### [Work task]
An exact, complete copy of the entries is what is needed.

Items from a data source

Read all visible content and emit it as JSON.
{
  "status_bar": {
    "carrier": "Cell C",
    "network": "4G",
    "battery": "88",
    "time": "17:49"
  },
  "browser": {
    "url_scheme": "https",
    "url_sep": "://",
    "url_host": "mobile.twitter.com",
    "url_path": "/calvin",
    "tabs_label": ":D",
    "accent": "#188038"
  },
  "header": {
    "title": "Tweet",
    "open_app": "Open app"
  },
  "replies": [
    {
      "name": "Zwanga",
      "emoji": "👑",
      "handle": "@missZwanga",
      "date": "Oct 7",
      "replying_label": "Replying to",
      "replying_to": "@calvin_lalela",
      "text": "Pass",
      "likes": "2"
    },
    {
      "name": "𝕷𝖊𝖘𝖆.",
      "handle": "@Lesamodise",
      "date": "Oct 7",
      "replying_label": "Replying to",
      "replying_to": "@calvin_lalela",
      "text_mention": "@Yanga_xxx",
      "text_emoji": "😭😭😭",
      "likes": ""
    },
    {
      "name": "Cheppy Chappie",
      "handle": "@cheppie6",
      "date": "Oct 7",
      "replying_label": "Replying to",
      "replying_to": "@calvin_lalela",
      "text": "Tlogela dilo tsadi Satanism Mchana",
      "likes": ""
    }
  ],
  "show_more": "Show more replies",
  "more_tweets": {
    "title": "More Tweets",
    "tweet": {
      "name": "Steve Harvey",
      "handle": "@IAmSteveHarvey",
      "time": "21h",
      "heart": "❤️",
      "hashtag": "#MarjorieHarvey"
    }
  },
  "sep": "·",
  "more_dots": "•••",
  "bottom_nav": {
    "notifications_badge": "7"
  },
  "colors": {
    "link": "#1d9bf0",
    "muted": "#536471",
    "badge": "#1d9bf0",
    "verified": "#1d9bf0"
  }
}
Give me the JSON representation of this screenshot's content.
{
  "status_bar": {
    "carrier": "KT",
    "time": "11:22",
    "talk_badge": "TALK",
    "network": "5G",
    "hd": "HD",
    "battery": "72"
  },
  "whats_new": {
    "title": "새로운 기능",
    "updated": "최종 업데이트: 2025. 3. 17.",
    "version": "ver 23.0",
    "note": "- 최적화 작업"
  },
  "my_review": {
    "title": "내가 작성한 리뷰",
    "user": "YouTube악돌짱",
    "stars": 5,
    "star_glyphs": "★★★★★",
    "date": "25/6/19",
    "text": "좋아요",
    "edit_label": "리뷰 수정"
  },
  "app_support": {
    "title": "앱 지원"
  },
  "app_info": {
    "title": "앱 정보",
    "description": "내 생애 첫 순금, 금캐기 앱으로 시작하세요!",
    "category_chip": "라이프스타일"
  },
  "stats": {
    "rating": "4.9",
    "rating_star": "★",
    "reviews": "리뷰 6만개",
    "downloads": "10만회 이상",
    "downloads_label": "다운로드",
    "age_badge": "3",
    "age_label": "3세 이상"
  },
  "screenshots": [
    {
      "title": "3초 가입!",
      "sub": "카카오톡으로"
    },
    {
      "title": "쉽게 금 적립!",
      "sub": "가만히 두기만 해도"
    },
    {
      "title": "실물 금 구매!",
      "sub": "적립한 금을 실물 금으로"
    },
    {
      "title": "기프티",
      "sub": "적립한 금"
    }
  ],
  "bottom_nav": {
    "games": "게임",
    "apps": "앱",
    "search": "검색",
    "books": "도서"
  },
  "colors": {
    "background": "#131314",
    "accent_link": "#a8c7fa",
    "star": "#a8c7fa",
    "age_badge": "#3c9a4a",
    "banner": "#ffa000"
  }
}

### [Problem solution]
Read all visible content and emit it as JSON.
{
  "status_bar": {
    "carrier": "Cell C",
    "network": "4G",
    "battery": "88",
    "time": "17:49"
  },
  "browser": {
    "url_scheme": "https",
    "url_sep": "://",
    "url_host": "mobile.twitter.com",
    "url_path": "/calvin",
    "tabs_label": ":D",
    "accent": "#188038"
  },
  "header": {
    "title": "Tweet",
    "open_app": "Open app"
  },
  "replies": [
    {
      "name": "Zwanga",
      "emoji": "👑",
      "handle": "@missZwanga",
      "date": "Oct 7",
      "replying_label": "Replying to",
      "replying_to": "@calvin_lalela",
      "text": "Pass",
      "likes": "2"
    },
    {
      "name": "𝕷𝖊𝖘𝖆.",
      "handle": "@Lesamodise",
      "date": "Oct 7",
      "replying_label": "Replying to",
      "replying_to": "@calvin_lalela",
      "text_mention": "@Yanga_xxx",
      "text_emoji": "😭😭😭",
      "likes": ""
    },
    {
      "name": "Cheppy Chappie",
      "handle": "@cheppie6",
      "date": "Oct 7",
      "replying_label": "Replying to",
      "replying_to": "@calvin_lalela",
      "text": "Tlogela dilo tsadi Satanism Mchana",
      "likes": ""
    }
  ],
  "show_more": "Show more replies",
  "more_tweets": {
    "title": "More Tweets",
    "tweet": {
      "name": "Steve Harvey",
      "handle": "@IAmSteveHarvey",
      "time": "21h",
      "heart": "❤️",
      "hashtag": "#MarjorieHarvey"
    }
  },
  "sep": "·",
  "more_dots": "•••",
  "bottom_nav": {
    "notifications_badge": "7"
  },
  "colors": {
    "link": "#1d9bf0",
    "muted": "#536471",
    "badge": "#1d9bf0",
    "verified": "#1d9bf0"
  }
}
Give me the JSON representation of this screenshot's content.
{
  "status_bar": {
    "carrier": "KT",
    "time": "11:22",
    "talk_badge": "TALK",
    "network": "5G",
    "hd": "HD",
    "battery": "72"
  },
  "whats_new": {
    "title": "새로운 기능",
    "updated": "최종 업데이트: 2025. 3. 17.",
    "version": "ver 23.0",
    "note": "- 최적화 작업"
  },
  "my_review": {
    "title": "내가 작성한 리뷰",
    "user": "YouTube악돌짱",
    "stars": 5,
    "star_glyphs": "★★★★★",
    "date": "25/6/19",
    "text": "좋아요",
    "edit_label": "리뷰 수정"
  },
  "app_support": {
    "title": "앱 지원"
  },
  "app_info": {
    "title": "앱 정보",
    "description": "내 생애 첫 순금, 금캐기 앱으로 시작하세요!",
    "category_chip": "라이프스타일"
  },
  "stats": {
    "rating": "4.9",
    "rating_star": "★",
    "reviews": "리뷰 6만개",
    "downloads": "10만회 이상",
    "downloads_label": "다운로드",
    "age_badge": "3",
    "age_label": "3세 이상"
  },
  "screenshots": [
    {
      "title": "3초 가입!",
      "sub": "카카오톡으로"
    },
    {
      "title": "쉽게 금 적립!",
      "sub": "가만히 두기만 해도"
    },
    {
      "title": "실물 금 구매!",
      "sub": "적립한 금을 실물 금으로"
    },
    {
      "title": "기프티",
      "sub": "적립한 금"
    }
  ],
  "bottom_nav": {
    "games": "게임",
    "apps": "앱",
    "search": "검색",
    "books": "도서"
  },
  "colors": {
    "background": "#131314",
    "accent_link": "#a8c7fa",
    "star": "#a8c7fa",
    "age_badge": "#3c9a4a",
    "banner": "#ffa000"
  }
}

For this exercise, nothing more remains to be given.